- Opening Delimiter -
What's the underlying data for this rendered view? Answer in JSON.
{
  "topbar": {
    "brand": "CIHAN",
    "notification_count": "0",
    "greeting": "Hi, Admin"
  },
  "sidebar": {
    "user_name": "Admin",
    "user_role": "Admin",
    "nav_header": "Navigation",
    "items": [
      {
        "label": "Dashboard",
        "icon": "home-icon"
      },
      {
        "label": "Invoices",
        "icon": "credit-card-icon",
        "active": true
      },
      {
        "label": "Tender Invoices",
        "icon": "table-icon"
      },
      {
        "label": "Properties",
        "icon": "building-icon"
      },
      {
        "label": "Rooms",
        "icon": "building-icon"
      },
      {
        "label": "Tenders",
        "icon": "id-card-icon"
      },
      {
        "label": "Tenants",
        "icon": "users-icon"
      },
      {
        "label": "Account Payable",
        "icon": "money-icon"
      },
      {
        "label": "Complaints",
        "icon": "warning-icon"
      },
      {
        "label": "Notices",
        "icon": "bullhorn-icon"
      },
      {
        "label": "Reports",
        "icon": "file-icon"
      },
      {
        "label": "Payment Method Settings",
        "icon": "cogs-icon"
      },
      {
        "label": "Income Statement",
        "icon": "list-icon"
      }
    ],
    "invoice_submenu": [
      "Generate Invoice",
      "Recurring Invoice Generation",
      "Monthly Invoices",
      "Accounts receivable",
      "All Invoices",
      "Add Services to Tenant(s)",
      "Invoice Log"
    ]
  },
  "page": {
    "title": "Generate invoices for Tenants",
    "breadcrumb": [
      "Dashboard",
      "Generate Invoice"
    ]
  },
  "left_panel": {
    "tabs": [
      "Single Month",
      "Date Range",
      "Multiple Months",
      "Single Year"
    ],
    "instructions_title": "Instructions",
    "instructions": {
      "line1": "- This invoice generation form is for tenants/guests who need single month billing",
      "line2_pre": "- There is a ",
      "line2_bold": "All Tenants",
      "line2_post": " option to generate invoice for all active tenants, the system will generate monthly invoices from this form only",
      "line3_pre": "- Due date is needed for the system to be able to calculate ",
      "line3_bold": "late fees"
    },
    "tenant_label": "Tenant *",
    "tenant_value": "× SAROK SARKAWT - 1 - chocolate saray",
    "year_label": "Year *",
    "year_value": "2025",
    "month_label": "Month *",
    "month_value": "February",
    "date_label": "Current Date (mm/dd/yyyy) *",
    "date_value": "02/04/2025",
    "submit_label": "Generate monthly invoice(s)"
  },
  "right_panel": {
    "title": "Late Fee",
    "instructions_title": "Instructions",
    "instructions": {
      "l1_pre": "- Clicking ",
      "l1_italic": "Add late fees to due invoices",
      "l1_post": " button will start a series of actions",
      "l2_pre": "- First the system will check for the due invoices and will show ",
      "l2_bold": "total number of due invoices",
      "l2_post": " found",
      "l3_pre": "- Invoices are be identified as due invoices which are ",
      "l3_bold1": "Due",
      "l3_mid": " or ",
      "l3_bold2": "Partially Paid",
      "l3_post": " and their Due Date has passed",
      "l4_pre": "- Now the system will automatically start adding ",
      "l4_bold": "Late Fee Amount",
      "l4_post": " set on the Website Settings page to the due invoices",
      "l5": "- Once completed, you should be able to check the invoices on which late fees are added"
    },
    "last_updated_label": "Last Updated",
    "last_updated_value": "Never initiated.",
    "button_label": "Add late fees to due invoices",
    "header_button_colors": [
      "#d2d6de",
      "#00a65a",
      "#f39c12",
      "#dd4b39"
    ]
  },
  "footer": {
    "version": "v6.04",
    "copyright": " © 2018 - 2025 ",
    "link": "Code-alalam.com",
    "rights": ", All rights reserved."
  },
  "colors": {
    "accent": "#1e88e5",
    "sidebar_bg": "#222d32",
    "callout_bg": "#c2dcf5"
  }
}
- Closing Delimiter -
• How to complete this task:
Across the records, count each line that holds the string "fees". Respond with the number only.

• Response to the task:
4